Leaving out only the pictures, write out all the entries exactly.

Excerpts from an interface dataset
╭──
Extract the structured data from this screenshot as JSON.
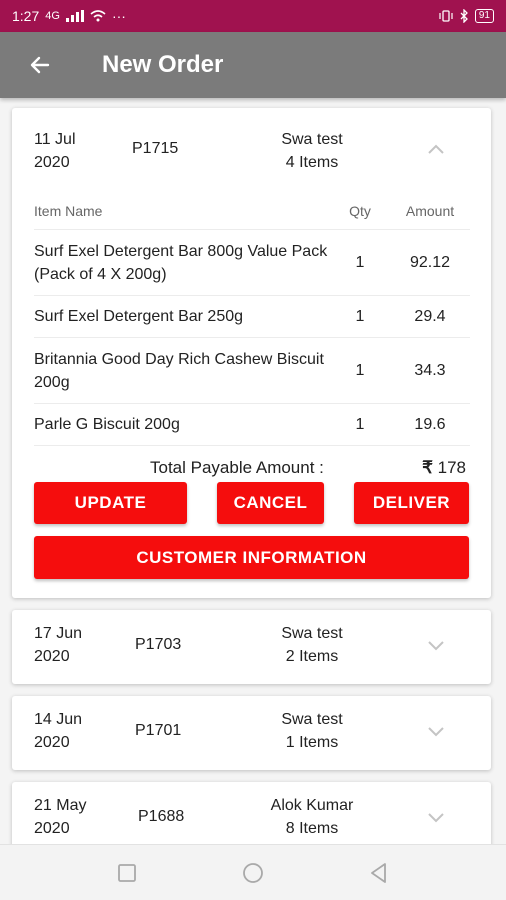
{
  "status_bar": {
    "time": "1:27",
    "network": "4G",
    "battery": "91"
  },
  "header": {
    "title": "New Order",
    "back_icon": "arrow-left-icon"
  },
  "currency_symbol": "₹",
  "colors": {
    "status_bar": "#a0124f",
    "app_bar": "#7b7b7b",
    "button": "#f50d0d"
  },
  "orders": [
    {
      "date_line1": "11 Jul",
      "date_line2": "2020",
      "order_id": "P1715",
      "customer": "Swa test",
      "items_count": "4 Items",
      "expanded": true,
      "items_header": {
        "name": "Item Name",
        "qty": "Qty",
        "amount": "Amount"
      },
      "items": [
        {
          "name": "Surf Exel Detergent Bar 800g Value Pack (Pack of 4 X 200g)",
          "qty": "1",
          "amount": "92.12"
        },
        {
          "name": "Surf Exel Detergent Bar 250g",
          "qty": "1",
          "amount": "29.4"
        },
        {
          "name": "Britannia Good Day Rich Cashew Biscuit 200g",
          "qty": "1",
          "amount": "34.3"
        },
        {
          "name": "Parle G Biscuit 200g",
          "qty": "1",
          "amount": "19.6"
        }
      ],
      "total_label": "Total Payable Amount :",
      "total_value": "178",
      "buttons": {
        "update": "UPDATE",
        "cancel": "CANCEL",
        "deliver": "DELIVER",
        "customer_info": "CUSTOMER INFORMATION"
      }
    },
    {
      "date_line1": "17 Jun",
      "date_line2": "2020",
      "order_id": "P1703",
      "customer": "Swa test",
      "items_count": "2 Items",
      "expanded": false
    },
    {
      "date_line1": "14 Jun",
      "date_line2": "2020",
      "order_id": "P1701",
      "customer": "Swa test",
      "items_count": "1 Items",
      "expanded": false
    },
    {
      "date_line1": "21 May",
      "date_line2": "2020",
      "order_id": "P1688",
      "customer": "Alok Kumar",
      "items_count": "8 Items",
      "expanded": false
    }
  ],
  "nav_bar": {
    "icons": [
      "recent-apps-icon",
      "home-icon",
      "back-nav-icon"
    ]
  }
}
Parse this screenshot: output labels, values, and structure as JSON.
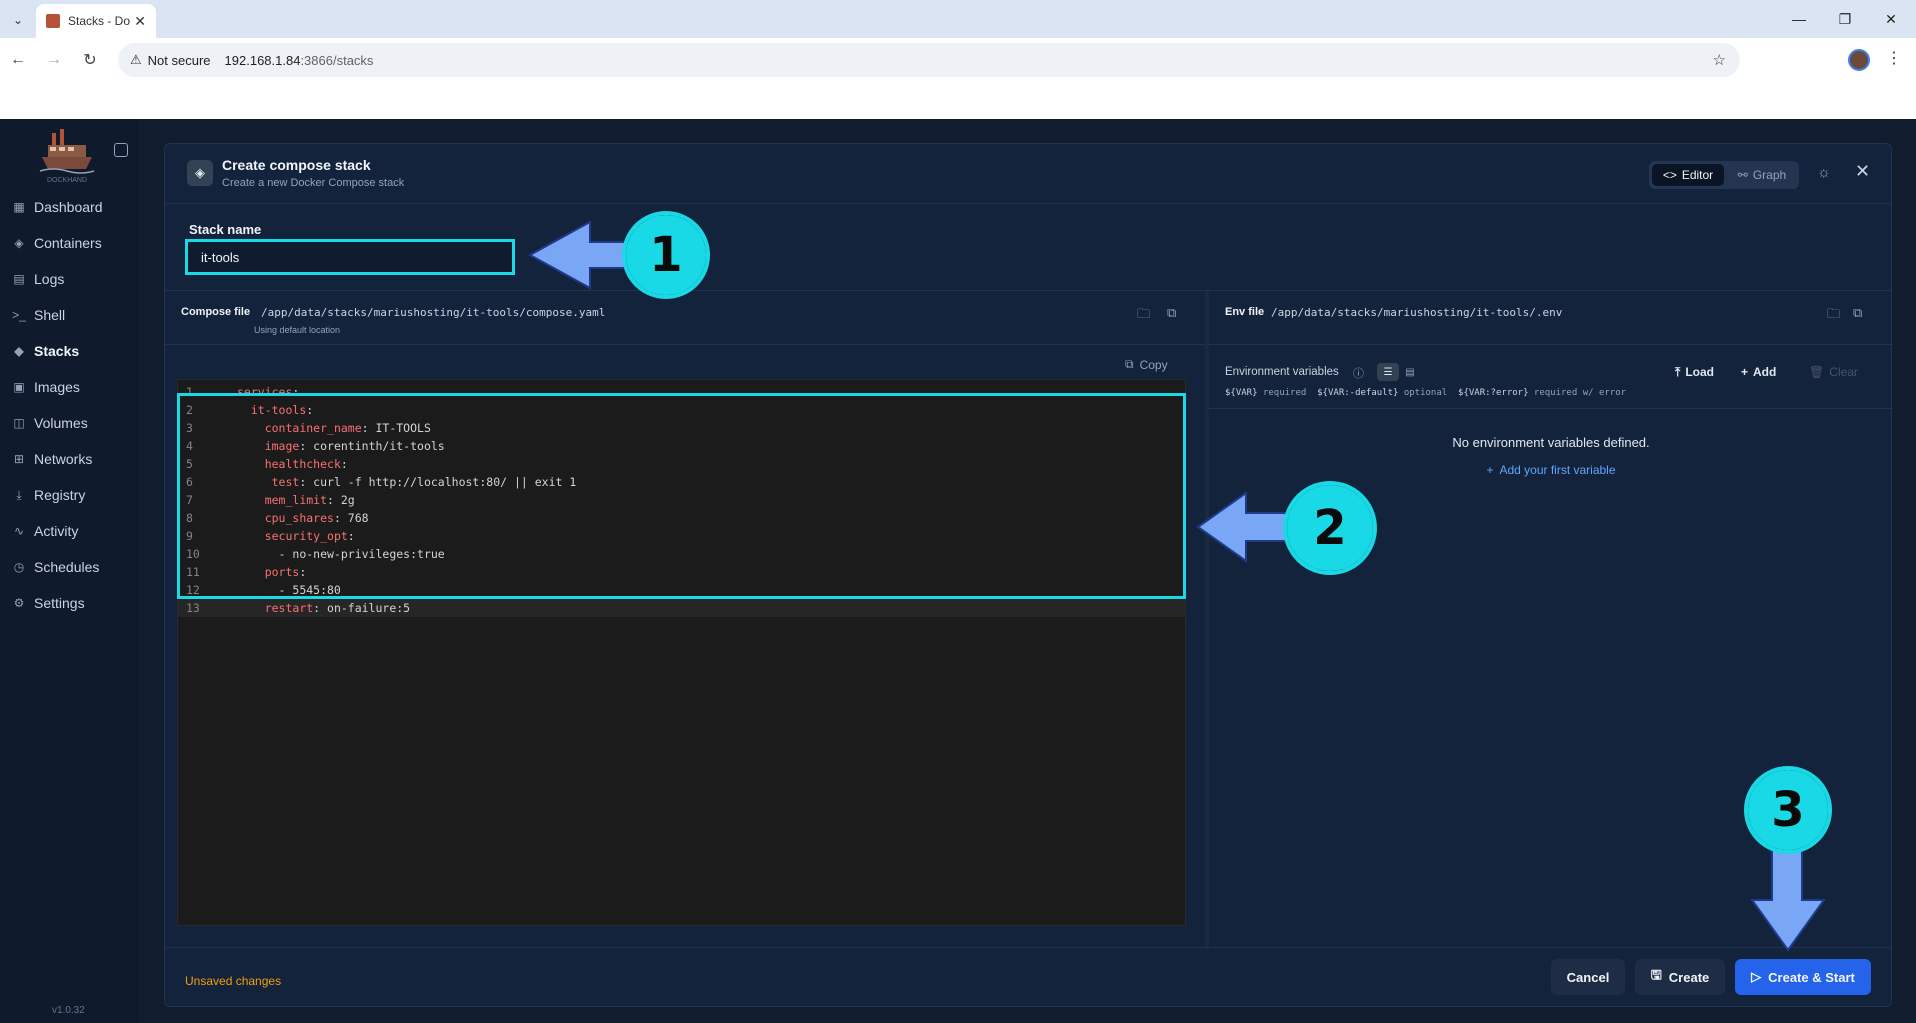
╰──
▶ _ANSWER BELOW_
Extract the structured data from this screenshot as JSON.
{
  "status_bar": {
    "time": "1:27",
    "network": "4G",
    "battery": "91"
  },
  "header": {
    "title": "New Order",
    "back_icon": "arrow-left-icon"
  },
  "currency_symbol": "₹",
  "colors": {
    "status_bar": "#a0124f",
    "app_bar": "#7b7b7b",
    "button": "#f50d0d"
  },
  "orders": [
    {
      "date_line1": "11 Jul",
      "date_line2": "2020",
      "order_id": "P1715",
      "customer": "Swa test",
      "items_count": "4 Items",
      "expanded": true,
      "items_header": {
        "name": "Item Name",
        "qty": "Qty",
        "amount": "Amount"
      },
      "items": [
        {
          "name": "Surf Exel Detergent Bar 800g Value Pack (Pack of 4 X 200g)",
          "qty": "1",
          "amount": "92.12"
        },
        {
          "name": "Surf Exel Detergent Bar 250g",
          "qty": "1",
          "amount": "29.4"
        },
        {
          "name": "Britannia Good Day Rich Cashew Biscuit 200g",
          "qty": "1",
          "amount": "34.3"
        },
        {
          "name": "Parle G Biscuit 200g",
          "qty": "1",
          "amount": "19.6"
        }
      ],
      "total_label": "Total Payable Amount :",
      "total_value": "178",
      "buttons": {
        "update": "UPDATE",
        "cancel": "CANCEL",
        "deliver": "DELIVER",
        "customer_info": "CUSTOMER INFORMATION"
      }
    },
    {
      "date_line1": "17 Jun",
      "date_line2": "2020",
      "order_id": "P1703",
      "customer": "Swa test",
      "items_count": "2 Items",
      "expanded": false
    },
    {
      "date_line1": "14 Jun",
      "date_line2": "2020",
      "order_id": "P1701",
      "customer": "Swa test",
      "items_count": "1 Items",
      "expanded": false
    },
    {
      "date_line1": "21 May",
      "date_line2": "2020",
      "order_id": "P1688",
      "customer": "Alok Kumar",
      "items_count": "8 Items",
      "expanded": false
    }
  ],
  "nav_bar": {
    "icons": [
      "recent-apps-icon",
      "home-icon",
      "back-nav-icon"
    ]
  }
}
Parse this screenshot: output labels, values, and structure as JSON.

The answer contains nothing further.